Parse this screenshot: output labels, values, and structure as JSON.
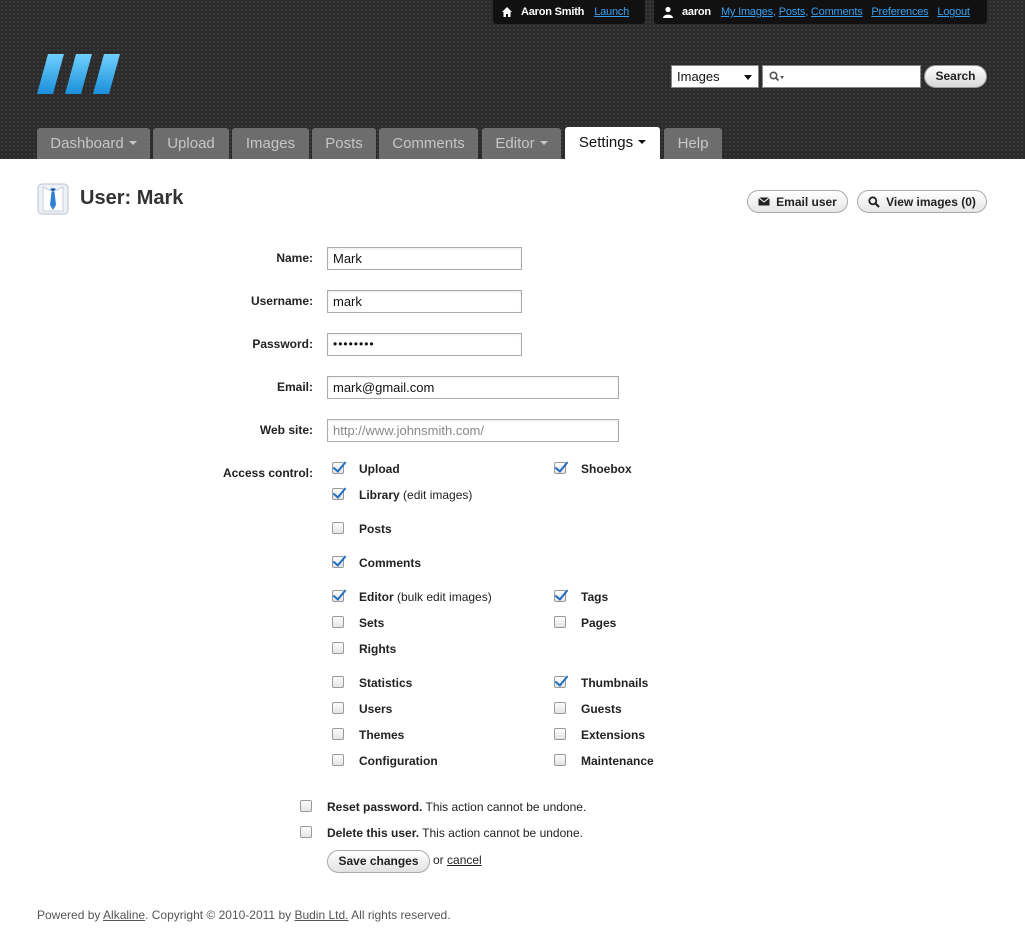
{
  "top_bar": {
    "site_name": "Aaron Smith",
    "launch_link": "Launch",
    "username": "aaron",
    "links": [
      "My Images",
      "Posts",
      "Comments",
      "Preferences",
      "Logout"
    ]
  },
  "search": {
    "scope": "Images",
    "query": "",
    "button": "Search"
  },
  "tabs": [
    {
      "label": "Dashboard",
      "dropdown": true,
      "active": false
    },
    {
      "label": "Upload",
      "dropdown": false,
      "active": false
    },
    {
      "label": "Images",
      "dropdown": false,
      "active": false
    },
    {
      "label": "Posts",
      "dropdown": false,
      "active": false
    },
    {
      "label": "Comments",
      "dropdown": false,
      "active": false
    },
    {
      "label": "Editor",
      "dropdown": true,
      "active": false
    },
    {
      "label": "Settings",
      "dropdown": true,
      "active": true
    },
    {
      "label": "Help",
      "dropdown": false,
      "active": false
    }
  ],
  "page": {
    "title": "User: Mark",
    "email_button": "Email user",
    "view_images_button": "View images (0)"
  },
  "form": {
    "name_label": "Name:",
    "name_value": "Mark",
    "username_label": "Username:",
    "username_value": "mark",
    "password_label": "Password:",
    "password_value": "••••••••",
    "email_label": "Email:",
    "email_value": "mark@gmail.com",
    "website_label": "Web site:",
    "website_placeholder": "http://www.johnsmith.com/",
    "access_label": "Access control:"
  },
  "access": {
    "upload": {
      "label": "Upload",
      "note": "",
      "checked": true
    },
    "shoebox": {
      "label": "Shoebox",
      "note": "",
      "checked": true
    },
    "library": {
      "label": "Library",
      "note": " (edit images)",
      "checked": true
    },
    "posts": {
      "label": "Posts",
      "note": "",
      "checked": false
    },
    "comments": {
      "label": "Comments",
      "note": "",
      "checked": true
    },
    "editor": {
      "label": "Editor",
      "note": " (bulk edit images)",
      "checked": true
    },
    "tags": {
      "label": "Tags",
      "note": "",
      "checked": true
    },
    "sets": {
      "label": "Sets",
      "note": "",
      "checked": false
    },
    "pages": {
      "label": "Pages",
      "note": "",
      "checked": false
    },
    "rights": {
      "label": "Rights",
      "note": "",
      "checked": false
    },
    "statistics": {
      "label": "Statistics",
      "note": "",
      "checked": false
    },
    "thumbnails": {
      "label": "Thumbnails",
      "note": "",
      "checked": true
    },
    "users": {
      "label": "Users",
      "note": "",
      "checked": false
    },
    "guests": {
      "label": "Guests",
      "note": "",
      "checked": false
    },
    "themes": {
      "label": "Themes",
      "note": "",
      "checked": false
    },
    "extensions": {
      "label": "Extensions",
      "note": "",
      "checked": false
    },
    "configuration": {
      "label": "Configuration",
      "note": "",
      "checked": false
    },
    "maintenance": {
      "label": "Maintenance",
      "note": "",
      "checked": false
    }
  },
  "actions": {
    "reset_label": "Reset password.",
    "reset_note": " This action cannot be undone.",
    "reset_checked": false,
    "delete_label": "Delete this user.",
    "delete_note": " This action cannot be undone.",
    "delete_checked": false,
    "save_button": "Save changes",
    "or_text": "or",
    "cancel_link": "cancel"
  },
  "footer": {
    "powered_by": "Powered by ",
    "alkaline": "Alkaline",
    "copyright": ". Copyright © 2010-2011 by ",
    "budin": "Budin Ltd.",
    "rights": " All rights reserved."
  },
  "colors": {
    "link_blue": "#3aa0f0",
    "logo_blue": "#29a8ec",
    "check_blue": "#1f6fc0",
    "tab_inactive": "#6d6d6d"
  }
}
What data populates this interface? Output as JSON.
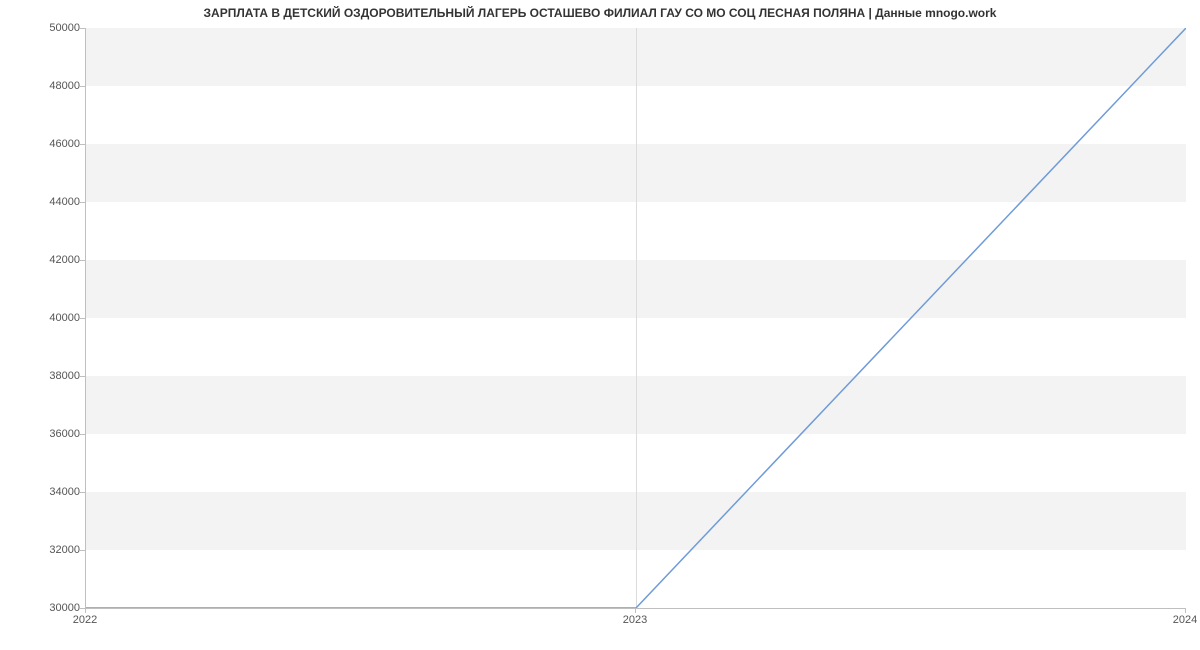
{
  "chart_data": {
    "type": "line",
    "title": "ЗАРПЛАТА В ДЕТСКИЙ ОЗДОРОВИТЕЛЬНЫЙ ЛАГЕРЬ ОСТАШЕВО ФИЛИАЛ ГАУ СО МО СОЦ ЛЕСНАЯ ПОЛЯНА | Данные mnogo.work",
    "x": [
      2022,
      2023,
      2024
    ],
    "values": [
      30000,
      30000,
      50000
    ],
    "xlabel": "",
    "ylabel": "",
    "ylim": [
      30000,
      50000
    ],
    "xlim": [
      2022,
      2024
    ],
    "y_ticks": [
      30000,
      32000,
      34000,
      36000,
      38000,
      40000,
      42000,
      44000,
      46000,
      48000,
      50000
    ],
    "x_ticks": [
      2022,
      2023,
      2024
    ],
    "line_color": "#6f9bd8"
  }
}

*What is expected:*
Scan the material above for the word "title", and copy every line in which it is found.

*Answer for the task:*
    "title": "User: Mark",
    "title": "ЗАРПЛАТА В ДЕТСКИЙ ОЗДОРОВИТЕЛЬНЫЙ ЛАГЕРЬ ОСТАШЕВО ФИЛИАЛ ГАУ СО МО СОЦ ЛЕСНАЯ ПОЛЯНА | Данные mnogo.work",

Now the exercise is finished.